* What you will do:
For the word "username", copy every line of the material that includes it.
START Data for review
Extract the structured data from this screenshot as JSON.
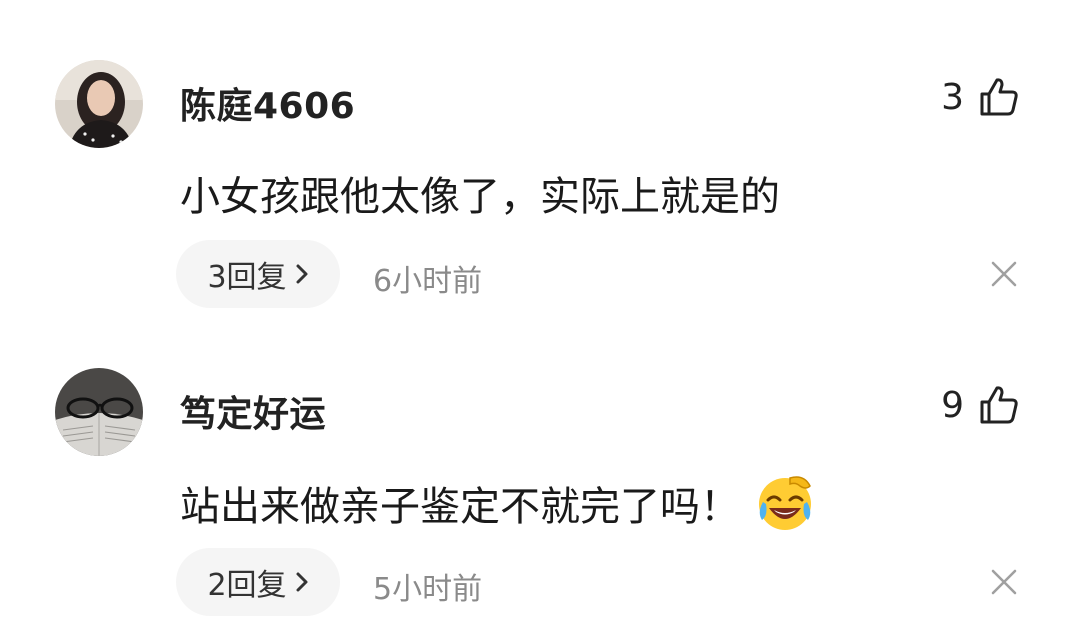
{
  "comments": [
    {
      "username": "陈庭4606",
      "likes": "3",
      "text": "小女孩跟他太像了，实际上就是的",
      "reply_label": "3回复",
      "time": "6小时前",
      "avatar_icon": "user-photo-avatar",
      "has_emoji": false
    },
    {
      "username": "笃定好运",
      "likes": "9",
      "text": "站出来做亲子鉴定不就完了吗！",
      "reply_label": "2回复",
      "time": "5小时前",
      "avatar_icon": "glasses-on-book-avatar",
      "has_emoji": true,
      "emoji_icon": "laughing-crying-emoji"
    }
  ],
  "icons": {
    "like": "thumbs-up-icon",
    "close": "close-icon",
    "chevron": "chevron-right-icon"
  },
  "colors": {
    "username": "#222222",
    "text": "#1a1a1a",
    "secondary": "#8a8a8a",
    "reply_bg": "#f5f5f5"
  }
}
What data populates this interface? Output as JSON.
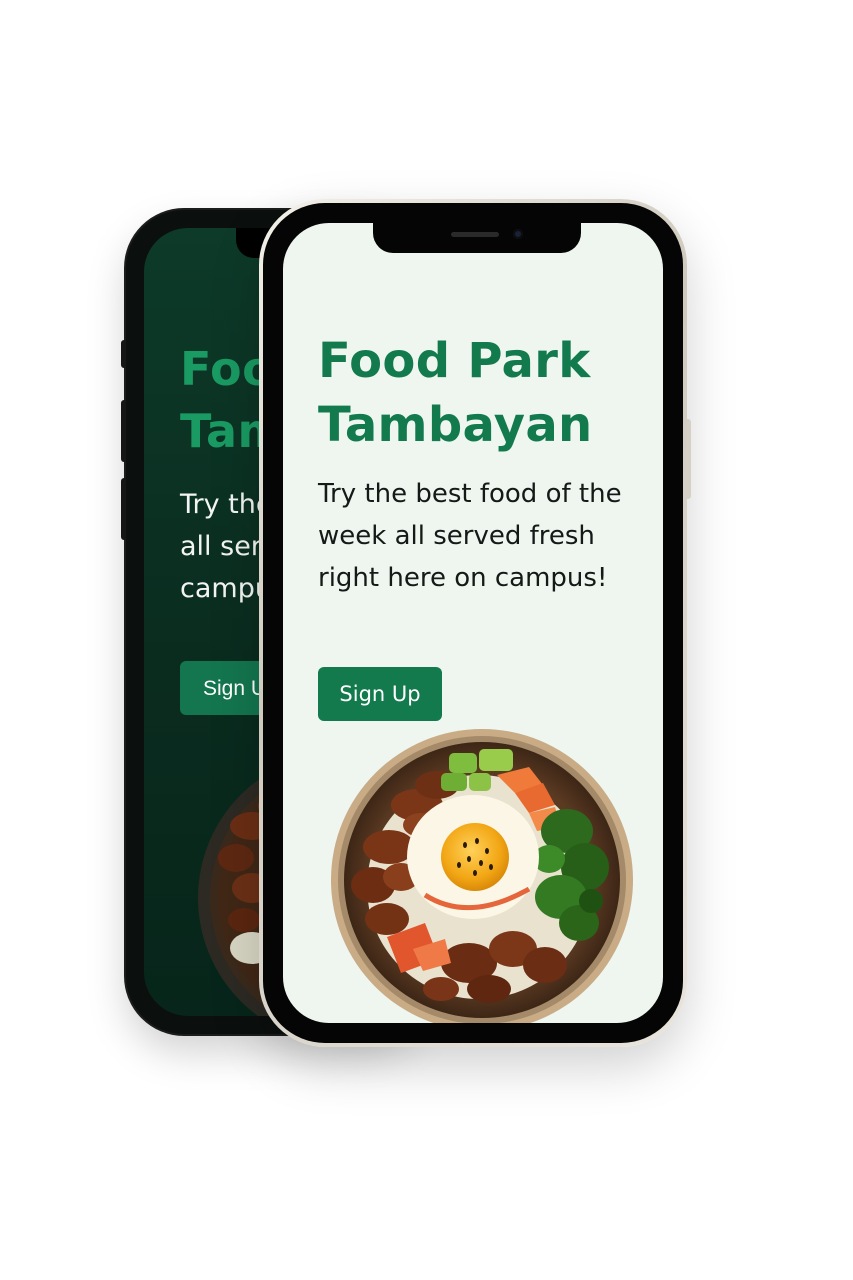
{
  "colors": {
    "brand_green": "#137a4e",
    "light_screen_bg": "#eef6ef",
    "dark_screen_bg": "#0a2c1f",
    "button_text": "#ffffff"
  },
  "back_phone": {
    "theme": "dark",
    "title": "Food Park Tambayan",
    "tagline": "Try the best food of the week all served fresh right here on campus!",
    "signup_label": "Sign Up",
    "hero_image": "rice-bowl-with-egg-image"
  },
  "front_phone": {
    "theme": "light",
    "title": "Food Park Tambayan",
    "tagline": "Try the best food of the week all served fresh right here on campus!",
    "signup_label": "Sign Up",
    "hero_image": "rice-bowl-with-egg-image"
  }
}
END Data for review
* Result for this exercise:
      "username": "陈庭4606",
      "username": "笃定好运",
    "username": "#222222",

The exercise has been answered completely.